Former CBC host Tara Slone lands a new job with NHL team

Ron McLean's former sidekick is back in the game!

HockeyFeed

Former Sportsnet and CBC broadcaster Tara Slone has announced that she's taken a job with the San Jose Sharks.

Check it out:


The longtime co-host of CBC's 'Hometown Hockey' was put out of a job earlier this year when Rogers elected to cancel the program in favor of traditional broadcasts on Sunday afternoons and evenings. Slone and MacLean had been a weekly fixture of Canadian broadcasts since the 2014-15 season, transplanting themselves into small towns in Canada to help celebrate the success of hockey communities across the country. But, while MacLean was retained following Hometown Hockey's cancellation, Slone was not and there was some real concern that she may not get a job in the industry again.
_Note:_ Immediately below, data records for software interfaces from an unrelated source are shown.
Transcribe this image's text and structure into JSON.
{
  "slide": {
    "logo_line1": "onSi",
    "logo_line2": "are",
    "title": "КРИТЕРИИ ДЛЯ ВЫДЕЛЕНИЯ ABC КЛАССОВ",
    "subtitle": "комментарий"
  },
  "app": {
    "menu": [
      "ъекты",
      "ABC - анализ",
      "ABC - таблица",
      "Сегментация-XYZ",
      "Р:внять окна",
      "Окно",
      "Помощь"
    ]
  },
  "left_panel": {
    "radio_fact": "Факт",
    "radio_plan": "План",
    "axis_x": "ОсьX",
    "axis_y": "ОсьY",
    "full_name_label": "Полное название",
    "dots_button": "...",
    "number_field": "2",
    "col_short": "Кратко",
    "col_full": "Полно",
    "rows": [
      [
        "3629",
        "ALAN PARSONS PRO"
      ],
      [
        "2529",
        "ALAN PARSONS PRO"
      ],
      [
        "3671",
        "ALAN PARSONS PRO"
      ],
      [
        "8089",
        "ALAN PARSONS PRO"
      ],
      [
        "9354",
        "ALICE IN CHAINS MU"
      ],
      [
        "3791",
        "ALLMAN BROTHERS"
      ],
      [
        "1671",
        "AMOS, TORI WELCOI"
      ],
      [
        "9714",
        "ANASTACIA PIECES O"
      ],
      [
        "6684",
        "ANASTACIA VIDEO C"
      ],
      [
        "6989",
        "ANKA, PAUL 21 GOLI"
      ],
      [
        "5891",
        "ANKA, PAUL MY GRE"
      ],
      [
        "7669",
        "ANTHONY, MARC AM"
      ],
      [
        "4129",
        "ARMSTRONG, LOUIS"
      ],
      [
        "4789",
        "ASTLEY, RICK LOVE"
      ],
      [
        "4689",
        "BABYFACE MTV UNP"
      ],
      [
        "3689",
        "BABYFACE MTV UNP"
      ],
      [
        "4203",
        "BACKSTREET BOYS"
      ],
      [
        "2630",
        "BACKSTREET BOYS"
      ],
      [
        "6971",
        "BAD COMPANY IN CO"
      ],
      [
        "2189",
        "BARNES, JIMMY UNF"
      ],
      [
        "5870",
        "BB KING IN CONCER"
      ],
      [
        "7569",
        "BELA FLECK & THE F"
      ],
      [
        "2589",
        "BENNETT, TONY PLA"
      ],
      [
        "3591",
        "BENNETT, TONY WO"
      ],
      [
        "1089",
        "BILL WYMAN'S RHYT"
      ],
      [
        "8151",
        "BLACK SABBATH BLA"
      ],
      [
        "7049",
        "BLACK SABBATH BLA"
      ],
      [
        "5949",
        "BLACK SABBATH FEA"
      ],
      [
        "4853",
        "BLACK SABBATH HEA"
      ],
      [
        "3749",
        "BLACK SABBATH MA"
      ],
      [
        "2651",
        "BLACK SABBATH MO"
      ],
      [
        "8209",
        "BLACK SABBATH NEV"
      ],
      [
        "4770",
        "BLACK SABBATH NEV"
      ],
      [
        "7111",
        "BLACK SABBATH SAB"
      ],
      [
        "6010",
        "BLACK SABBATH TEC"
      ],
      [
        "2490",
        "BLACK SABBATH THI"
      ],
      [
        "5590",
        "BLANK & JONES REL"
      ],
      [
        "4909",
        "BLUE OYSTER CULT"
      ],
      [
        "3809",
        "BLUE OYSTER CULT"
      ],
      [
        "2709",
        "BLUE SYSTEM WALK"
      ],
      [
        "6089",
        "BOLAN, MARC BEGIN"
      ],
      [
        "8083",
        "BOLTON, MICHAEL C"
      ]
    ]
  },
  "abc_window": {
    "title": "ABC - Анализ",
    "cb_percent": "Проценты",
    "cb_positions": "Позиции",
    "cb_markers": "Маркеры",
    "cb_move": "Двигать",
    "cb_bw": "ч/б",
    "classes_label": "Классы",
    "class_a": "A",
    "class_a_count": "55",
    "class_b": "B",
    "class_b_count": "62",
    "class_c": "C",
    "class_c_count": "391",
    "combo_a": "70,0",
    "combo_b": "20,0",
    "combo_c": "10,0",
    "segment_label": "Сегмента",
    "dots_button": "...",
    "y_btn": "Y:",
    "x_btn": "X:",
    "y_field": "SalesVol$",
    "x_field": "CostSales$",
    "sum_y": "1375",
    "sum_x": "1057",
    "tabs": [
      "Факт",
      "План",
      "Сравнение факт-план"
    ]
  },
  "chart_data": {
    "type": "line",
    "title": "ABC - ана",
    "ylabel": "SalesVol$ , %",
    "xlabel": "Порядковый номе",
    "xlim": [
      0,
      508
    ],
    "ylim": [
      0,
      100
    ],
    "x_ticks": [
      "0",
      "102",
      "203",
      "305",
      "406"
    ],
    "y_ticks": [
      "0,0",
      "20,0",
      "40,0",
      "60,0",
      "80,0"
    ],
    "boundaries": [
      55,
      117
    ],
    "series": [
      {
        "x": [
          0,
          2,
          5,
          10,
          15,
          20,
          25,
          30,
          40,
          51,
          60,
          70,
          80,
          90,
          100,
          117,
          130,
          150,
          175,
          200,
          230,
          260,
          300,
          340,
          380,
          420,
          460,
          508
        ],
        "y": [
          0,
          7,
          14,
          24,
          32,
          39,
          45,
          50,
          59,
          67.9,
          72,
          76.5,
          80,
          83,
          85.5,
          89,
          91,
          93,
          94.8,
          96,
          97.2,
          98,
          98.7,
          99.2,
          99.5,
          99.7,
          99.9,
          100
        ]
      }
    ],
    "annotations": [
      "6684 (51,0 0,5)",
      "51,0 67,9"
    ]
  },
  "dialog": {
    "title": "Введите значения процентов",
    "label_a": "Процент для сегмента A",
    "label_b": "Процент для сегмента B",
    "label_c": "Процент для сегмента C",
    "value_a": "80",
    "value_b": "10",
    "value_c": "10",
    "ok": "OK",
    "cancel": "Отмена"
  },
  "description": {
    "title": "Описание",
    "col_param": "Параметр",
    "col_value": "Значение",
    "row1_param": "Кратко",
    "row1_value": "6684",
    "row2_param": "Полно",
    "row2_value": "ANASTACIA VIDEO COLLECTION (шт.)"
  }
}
After all, her comments on longtime former CBC broadcaster Don Cherry left some in the industry with a bad taste in their mouths. Slone took Cherry to task calling his takes on the hockey world dated and bordering on bigotry and racist. But, Slone is a professional with years of broadcast hosting experience behind her, so personally I'm not surprised to see her land on her feet.

More from Slone in her introduction to Sharks fans:

In 2014, I was lucky enough to have the opportunity to embark on what would be an 8-year ride as the co-host of a new weekly NHL broadcast called Rogers Hometown Hockey. All I knew when I heard about the show was that it would travel across the country telling local hockey stories, and that it would be hosted by legendary Hockey Night in Canada host Ron MacLean. That was more than enough to convince me that this was the right next step for me.

I didn't know at the time how much Hometown Hockey would shape not just my love for the game, but it also would ignite a deep care for the game and the people who surround it. For those who never saw it, the show traveled to 25 or so communities throughout the hockey season. Our mobile studio and broadcast crew travelled every weekend, and we sought to find the stories that would best represent the city or town we were in. We wove these tales into our pregame and intermissions of our NHL matchup, and did interviews with local notables, NHL alumni, and Team Canada players. We were all about the grassroots of the game, and homegrown, hometown heroes. We met the people who were the heartbeat of hockey. It was a truly lovely show.

Hometown Hockey came to an end in June of 2022, and personal circumstances drew me to California. Like I said, I've never lived outside of Canada. Sure, I've travelled plenty and toured across many times the US during my rock and roll days, but never actually put my roots down south of the 49th parallel. So it's been a bit daunting trying to navigate a place that uses inches instead of kilometers, doesn't have socialized medicine, and I can't find the familiar glow of a Tim Horton's on every (or any) corner. But what the Bay Area does have is hockey, and hockey feels like home to me, no matter where I am.

I am thrilled to let everyone know that the next chapter of my journey will be with the San Jose Sharks, where I'll be hosting features and a podcast, and doing whatever else the team wants me to do - kind of like a Swiss Army Knife of content contributors. This team is SO exciting to me for so many reasons. Despite the palm trees and the relentless sunshine, San Jose is an amazing hockey market with a fiercely loyal fanbase, and an amazing legacy of success. The organization is committed to growing the game, and puts its money where its mouth is when it comes to making the hockey a positive and inclusive space. This is a team who wants to do right by its community. This is a team I can wholeheartedly get behind.

Sometimes the best things in life happen when you least expect them. A 7-year-old me wearing figure skates in Wolfville, Nova Scotia couldn't have imagined a career in hockey, and California was only a place I saw in the movies. But here I am, and it feels like the right place to be.